From the entries below, copy each line in which the word "SSID" occurs.
━━━ EXTRACTED DATA ━━━
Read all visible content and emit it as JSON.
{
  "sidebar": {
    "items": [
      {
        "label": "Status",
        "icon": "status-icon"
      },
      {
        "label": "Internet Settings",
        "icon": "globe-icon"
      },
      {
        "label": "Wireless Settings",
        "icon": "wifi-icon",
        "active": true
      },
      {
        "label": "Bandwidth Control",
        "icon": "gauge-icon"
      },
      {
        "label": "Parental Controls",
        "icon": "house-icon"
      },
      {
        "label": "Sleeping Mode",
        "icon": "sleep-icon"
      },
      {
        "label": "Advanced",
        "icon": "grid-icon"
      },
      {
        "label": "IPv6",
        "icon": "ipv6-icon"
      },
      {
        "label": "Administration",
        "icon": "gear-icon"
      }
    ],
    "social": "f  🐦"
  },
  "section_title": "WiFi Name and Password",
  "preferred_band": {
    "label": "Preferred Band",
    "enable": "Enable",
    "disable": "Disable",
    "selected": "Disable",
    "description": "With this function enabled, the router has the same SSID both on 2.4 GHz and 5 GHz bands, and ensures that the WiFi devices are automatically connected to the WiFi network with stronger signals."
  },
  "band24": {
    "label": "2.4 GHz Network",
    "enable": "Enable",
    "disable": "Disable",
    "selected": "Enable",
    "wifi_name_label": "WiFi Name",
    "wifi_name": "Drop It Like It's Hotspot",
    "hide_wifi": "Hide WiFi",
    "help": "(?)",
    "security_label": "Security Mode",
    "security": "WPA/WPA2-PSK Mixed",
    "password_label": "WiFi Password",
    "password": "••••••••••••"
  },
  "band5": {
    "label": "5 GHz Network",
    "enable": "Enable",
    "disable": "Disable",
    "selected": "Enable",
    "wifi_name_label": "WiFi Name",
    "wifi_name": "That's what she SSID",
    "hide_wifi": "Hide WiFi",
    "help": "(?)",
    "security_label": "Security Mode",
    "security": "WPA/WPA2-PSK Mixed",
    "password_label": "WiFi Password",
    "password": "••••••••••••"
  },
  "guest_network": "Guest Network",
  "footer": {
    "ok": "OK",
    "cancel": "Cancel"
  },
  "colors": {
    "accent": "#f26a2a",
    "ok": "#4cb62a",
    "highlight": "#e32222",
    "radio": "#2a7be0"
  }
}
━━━
= RESULT OF THIS EXERCISE =
    "description": "With this function enabled, the router has the same SSID both on 2.4 GHz and 5 GHz bands, and ensures that the WiFi devices are automatically connected to the WiFi network with stronger signals."
    "wifi_name": "That's what she SSID",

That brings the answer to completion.